One of her favorite memories is of the “note system,” the original night mail system. Asking a lady out in person was considered too forward, and, with no cell phones or computers, the note system was the most practical and respectable way to ask a lady out, Block said.
Block attended a weekly etiquette class — a requirement for all students — where she learned that if a guy asked a girl out, she was supposed to say, “yes,” at least once before turning him down.
However, a man could not ask a lady to dinner at the dining common. Instead, each student had a dinner table assignment, complete with a host and hostess, who took attendance. Every three weeks the table assignments would change. This system gave Block the opportunity to meet new people and to practice the art of conversation.
Since dinner seats were assigned, the guys would typically ask a girl to the weekly Sunday Vespers service. “One time, I went to Sunday morning church with one [guy] and Vespers with another, and my roommates thought I was so bad,” Block said with a laugh.
For Sunday dress, all the ladies wore hats. After lunch the man would walk the lady to her residence hall and wait outside for her to take her hat off, freshen up, and return for the afternoon Vespers service.
But the best way to spend time with your significant other was the “dateline”: the stretch of sidewalk leading from the dining common to the ladies’ residence halls. Lingering outside the residence halls was strictly prohibited, so couples would try to walk as slowly as possible to her residence hall. Hence the affectionate nickname, “the snail trail.” Outside of each residence hall stood a hostess to enforce the no lingering rule. For obvious reasons, Margaret Mack was the most coveted residence hall, and Georgia Creel the least (Mary Gaston was not yet built).
The ’70s weren’t all play, though. Block remembers having strict white glove checks. In lieu of carpet, all of the dorms had tile floors that required intense waxing. Some girls took this opportunity to place empty glass soda bottles behind their friends’ closed doors. The next time the door was opened, the glass bottle would clang and roll across the floor for the whole dorm to hear.
From playtime to work time, Block enjoyed her time at the University because the environment was, and is, a greenhouse for Christian growth. And anywhere that nurtures Christians and brings glory to God is a place that Block wants to be — including BJU. “I love it because I love the Lord,” she said.
First, Dr. Mike Gray wants to set the record straight. In the ’60s, there were no “snow days” at BJU. In fact, he remembers a two-week period of dangerously icy conditions, yet students still had to tiptoe to class. Everyone slipped at least once. “If a faculty member slipped, you just looked away and pretended you didn’t see,” Gray said, laughing.

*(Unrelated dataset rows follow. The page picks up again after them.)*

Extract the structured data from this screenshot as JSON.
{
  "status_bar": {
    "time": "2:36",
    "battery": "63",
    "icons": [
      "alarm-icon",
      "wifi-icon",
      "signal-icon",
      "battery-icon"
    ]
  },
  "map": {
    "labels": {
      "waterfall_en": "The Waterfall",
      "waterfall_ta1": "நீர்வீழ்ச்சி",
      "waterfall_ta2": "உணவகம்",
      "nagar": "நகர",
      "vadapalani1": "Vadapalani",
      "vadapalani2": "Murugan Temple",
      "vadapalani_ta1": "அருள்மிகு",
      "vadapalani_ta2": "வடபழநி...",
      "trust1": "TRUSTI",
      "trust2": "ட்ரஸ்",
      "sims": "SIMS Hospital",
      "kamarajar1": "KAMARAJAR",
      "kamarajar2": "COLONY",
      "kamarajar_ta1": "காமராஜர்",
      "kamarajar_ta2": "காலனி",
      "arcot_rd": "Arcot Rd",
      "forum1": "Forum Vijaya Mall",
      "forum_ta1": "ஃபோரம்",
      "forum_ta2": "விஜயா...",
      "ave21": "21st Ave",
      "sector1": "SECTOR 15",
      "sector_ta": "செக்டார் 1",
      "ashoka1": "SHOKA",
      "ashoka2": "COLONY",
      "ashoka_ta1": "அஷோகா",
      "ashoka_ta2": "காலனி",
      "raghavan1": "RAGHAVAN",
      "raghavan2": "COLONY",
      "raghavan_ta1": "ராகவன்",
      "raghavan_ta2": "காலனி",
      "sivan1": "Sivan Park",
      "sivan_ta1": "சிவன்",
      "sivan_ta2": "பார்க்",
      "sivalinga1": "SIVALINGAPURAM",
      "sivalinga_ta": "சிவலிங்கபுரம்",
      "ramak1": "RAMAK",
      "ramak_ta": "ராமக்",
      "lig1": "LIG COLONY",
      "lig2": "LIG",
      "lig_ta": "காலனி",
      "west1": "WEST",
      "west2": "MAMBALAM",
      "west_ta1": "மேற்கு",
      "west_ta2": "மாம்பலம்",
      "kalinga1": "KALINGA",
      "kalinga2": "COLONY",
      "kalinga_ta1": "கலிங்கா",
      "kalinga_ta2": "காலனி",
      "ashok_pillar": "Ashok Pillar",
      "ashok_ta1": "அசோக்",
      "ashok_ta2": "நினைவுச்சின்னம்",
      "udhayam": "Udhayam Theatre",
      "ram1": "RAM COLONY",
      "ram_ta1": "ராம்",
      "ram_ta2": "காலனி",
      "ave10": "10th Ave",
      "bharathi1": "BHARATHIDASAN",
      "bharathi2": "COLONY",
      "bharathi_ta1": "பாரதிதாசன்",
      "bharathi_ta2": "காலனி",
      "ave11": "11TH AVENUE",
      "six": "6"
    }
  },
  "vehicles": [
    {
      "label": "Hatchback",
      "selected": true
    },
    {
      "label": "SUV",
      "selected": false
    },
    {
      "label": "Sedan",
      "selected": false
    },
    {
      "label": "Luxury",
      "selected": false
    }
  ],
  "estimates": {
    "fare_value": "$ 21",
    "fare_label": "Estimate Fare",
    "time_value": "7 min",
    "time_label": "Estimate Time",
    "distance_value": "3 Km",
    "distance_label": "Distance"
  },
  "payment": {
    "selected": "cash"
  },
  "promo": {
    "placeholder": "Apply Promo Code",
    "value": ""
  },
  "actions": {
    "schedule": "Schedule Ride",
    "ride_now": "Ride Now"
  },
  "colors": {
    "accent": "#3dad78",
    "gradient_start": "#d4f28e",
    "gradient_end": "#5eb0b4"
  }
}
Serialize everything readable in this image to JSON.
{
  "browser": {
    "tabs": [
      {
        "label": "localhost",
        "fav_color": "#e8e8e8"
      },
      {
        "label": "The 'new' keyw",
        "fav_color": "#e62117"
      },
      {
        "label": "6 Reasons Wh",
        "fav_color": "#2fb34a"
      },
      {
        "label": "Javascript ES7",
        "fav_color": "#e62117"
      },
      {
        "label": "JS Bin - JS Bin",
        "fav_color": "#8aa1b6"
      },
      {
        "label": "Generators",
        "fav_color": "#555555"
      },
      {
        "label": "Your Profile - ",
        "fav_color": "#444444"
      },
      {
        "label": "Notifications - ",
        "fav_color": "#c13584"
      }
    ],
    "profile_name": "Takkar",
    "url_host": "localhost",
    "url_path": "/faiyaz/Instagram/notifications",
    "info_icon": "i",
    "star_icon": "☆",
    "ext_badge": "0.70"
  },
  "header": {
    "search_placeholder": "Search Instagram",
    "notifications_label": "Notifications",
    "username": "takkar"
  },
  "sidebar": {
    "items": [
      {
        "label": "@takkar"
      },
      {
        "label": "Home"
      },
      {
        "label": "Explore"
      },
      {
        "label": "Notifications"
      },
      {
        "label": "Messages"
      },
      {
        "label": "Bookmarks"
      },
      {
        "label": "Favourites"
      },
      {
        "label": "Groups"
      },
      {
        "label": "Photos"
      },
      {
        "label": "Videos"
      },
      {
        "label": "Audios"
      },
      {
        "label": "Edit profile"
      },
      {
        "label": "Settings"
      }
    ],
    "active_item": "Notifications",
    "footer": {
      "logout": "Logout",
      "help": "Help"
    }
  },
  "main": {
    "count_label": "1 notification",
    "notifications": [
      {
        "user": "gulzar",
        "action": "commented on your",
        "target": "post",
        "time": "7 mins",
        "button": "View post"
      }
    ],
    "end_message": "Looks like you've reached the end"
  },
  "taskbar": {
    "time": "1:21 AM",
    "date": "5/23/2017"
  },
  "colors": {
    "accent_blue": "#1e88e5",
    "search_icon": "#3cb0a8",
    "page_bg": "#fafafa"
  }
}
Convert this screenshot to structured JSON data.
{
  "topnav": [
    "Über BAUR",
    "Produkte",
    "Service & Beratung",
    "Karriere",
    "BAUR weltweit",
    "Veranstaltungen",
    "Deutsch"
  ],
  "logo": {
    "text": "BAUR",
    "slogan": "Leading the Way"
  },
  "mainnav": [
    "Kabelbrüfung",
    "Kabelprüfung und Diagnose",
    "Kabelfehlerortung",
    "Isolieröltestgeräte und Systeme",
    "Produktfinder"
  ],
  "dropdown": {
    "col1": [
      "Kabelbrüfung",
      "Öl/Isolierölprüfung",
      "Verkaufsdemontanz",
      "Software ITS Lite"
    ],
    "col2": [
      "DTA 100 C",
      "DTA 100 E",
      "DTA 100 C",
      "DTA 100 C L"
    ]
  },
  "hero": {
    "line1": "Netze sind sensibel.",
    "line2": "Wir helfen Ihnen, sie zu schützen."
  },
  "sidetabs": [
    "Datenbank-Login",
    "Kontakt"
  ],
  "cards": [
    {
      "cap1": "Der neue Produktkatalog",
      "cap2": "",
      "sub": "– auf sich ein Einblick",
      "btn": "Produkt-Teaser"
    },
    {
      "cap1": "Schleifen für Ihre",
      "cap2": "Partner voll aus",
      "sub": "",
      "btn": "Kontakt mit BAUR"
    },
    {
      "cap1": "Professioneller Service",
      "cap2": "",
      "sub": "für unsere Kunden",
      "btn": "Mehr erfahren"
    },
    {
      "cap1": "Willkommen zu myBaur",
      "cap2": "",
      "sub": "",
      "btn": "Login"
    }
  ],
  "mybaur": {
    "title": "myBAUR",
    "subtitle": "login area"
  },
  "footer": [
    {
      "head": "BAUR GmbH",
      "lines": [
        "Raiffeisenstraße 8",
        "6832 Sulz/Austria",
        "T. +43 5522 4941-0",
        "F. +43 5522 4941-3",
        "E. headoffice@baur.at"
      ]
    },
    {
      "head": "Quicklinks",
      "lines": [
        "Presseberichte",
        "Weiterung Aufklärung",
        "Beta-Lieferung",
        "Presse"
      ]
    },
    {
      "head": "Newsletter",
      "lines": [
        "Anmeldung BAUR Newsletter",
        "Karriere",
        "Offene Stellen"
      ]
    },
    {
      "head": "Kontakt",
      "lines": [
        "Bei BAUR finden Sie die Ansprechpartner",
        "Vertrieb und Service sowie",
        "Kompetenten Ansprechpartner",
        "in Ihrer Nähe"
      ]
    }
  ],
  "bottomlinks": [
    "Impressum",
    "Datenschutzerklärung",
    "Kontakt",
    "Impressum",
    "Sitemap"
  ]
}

Snow days may have been outlawed, but sick days became a necessity with the outbreak of the Hong Kong flu in 1968. Gray himself wound up in the small infirmary, which is now part of the Academy. But, after missing one day of classes, Gray decided he had to find a way out. His temperature was the only symptom that was betraying him. So, after his student nurse left on the second morning, he promptly took a cool shower and drank a glass of ice water. When the nurse returned and took his temperature, she said, “Huh? Your temperature is sub-normal.”
“Well I guess that means I can leave, right?” Gray asked innocently.
“I guess,” the nurse said. And Gray left.
Although Gray was committed to his studies, he met a welcome distraction at his first assigned dinner table. Although he was immediately enamored by his future wife, Gray didn’t risk asking her out until they switched tables a month later — just in case she turned him down.
But once she said yes, Gray had to master his penmanship through the note system. “I took way too much time writing my wife notes in the note system,” Gray said. “That was always my priority.”
Besides the note system, the two phone booths per floor were the only other means of communication. If you passed by one of the booths when the phone was ringing, you were required to answer it and locate the appropriate student. If the student wasn’t in his or her room, you had to leave a message on the booth’s notepad. Needless to say, Gray remembers students walking unnecessarily fast past the phone booths.
BJU students were kept busy in Gray’s time. Chapel was five days a week, including Saturday. Society was on Friday. Morning service, Vespers and evening service were on Sundays. And artist series was once a month. “There was this sense that you were busy all the time,” Gray said.
A lot of activities and a lot of memories. But Gray has no problem picking out his favorite. “Meeting my wife,” he said. “I can’t think of anything better.”